Sentences for rape are extremely light compared with those for robbery. This stems from the thought of the era when women were virtually in the category of a man's possessions. From the fact that "Not a few victims offer money and goods to avoid being raped" and "Some even kill themselves after being raped but no one commits suicide after being robbed," certain judges mentioned that the sentence for rape should be heavier, but it has not changed. (Legal research report of Judge Onizuka 17-3 = Empirical study of degrees of sentencing [Rape] from Page 288)


4. Persons involved in legal procedures such as judges, prosecutors, attorneys and law enforcement officials

In Japan education and training from a gender perspective are not sufficiently provided to policemen, prosecutors, judges, attorneys etc., who are engaged in interviewing victims of violence against women, accusation, consultation, redress, etc., in terms of ensuring respect of human rights of women.


As mentioned above, light sentencing and unreasonable factors in the forming of a crime show the need for greater perspective regarding gender on the part of judges.


Concerning violence against women by their lovers or husbands, the fact remains that persons involved in leagal procedures such as the police, attorneys, judges do not regard it as a crime.


5. Investigation and policy for violation against women
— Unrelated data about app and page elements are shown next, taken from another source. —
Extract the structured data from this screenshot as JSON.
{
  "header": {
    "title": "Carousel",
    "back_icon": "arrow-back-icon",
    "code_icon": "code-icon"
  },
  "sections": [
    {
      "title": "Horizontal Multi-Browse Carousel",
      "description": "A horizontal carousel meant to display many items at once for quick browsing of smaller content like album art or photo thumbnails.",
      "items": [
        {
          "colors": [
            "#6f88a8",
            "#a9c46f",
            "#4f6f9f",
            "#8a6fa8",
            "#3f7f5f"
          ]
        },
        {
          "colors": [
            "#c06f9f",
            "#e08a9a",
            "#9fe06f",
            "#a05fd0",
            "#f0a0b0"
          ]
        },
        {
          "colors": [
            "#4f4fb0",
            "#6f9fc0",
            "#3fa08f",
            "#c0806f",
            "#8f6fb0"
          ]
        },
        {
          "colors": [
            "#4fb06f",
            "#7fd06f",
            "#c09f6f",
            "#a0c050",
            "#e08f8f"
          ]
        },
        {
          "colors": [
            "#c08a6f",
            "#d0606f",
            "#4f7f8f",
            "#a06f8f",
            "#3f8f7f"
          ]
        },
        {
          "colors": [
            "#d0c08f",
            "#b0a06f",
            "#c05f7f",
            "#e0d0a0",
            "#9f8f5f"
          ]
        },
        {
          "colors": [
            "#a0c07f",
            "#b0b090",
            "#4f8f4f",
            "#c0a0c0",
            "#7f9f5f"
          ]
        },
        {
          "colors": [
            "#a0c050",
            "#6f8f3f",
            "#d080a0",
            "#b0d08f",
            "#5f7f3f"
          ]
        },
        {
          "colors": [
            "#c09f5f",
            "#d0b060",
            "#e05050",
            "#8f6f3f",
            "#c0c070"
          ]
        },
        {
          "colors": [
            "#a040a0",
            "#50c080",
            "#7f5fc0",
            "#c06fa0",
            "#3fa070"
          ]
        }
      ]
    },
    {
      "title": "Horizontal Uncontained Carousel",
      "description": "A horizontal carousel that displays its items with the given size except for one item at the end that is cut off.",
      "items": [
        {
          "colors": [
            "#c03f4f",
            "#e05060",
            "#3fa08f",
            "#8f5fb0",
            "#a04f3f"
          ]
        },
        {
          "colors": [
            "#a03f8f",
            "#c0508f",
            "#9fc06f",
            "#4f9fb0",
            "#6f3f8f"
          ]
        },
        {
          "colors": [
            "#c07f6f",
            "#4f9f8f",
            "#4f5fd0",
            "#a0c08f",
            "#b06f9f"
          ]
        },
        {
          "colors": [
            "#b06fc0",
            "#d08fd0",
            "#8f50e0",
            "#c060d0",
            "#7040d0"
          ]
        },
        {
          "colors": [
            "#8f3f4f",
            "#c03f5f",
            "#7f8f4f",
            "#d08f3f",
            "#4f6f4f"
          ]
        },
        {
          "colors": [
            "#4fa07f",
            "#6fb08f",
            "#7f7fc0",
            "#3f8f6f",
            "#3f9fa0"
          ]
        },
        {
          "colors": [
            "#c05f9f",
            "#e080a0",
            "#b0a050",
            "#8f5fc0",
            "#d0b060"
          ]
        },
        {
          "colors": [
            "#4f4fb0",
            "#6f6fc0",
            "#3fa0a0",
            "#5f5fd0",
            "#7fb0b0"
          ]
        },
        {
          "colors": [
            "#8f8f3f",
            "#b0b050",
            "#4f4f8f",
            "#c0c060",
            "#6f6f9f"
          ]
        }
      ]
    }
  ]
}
In Japan the results of the first survey on the actual state of violence against women were made public in February 2000. But there has been no survey of gender bias by persons concerned with judiciary practices. To eliminate violence against women and aim to prevent and redress such violence, the government should further improve its surveys and research based on a gender perspective.


Moreover, Japan has yet to acknowledge its legal responsibility for the victims of "jugun-ianfu (comfort woman)" forced to slave in brothels during World War II. The issue of these victims stemmed from discrimination against women and against foreign women. So that this kind of violation against human rights will not be repeated, Japanese government must assume its legal duty as a nation by probing the facts of its "Comfort woman" system, taking restorative measures for the victims and teaching the truth of its history.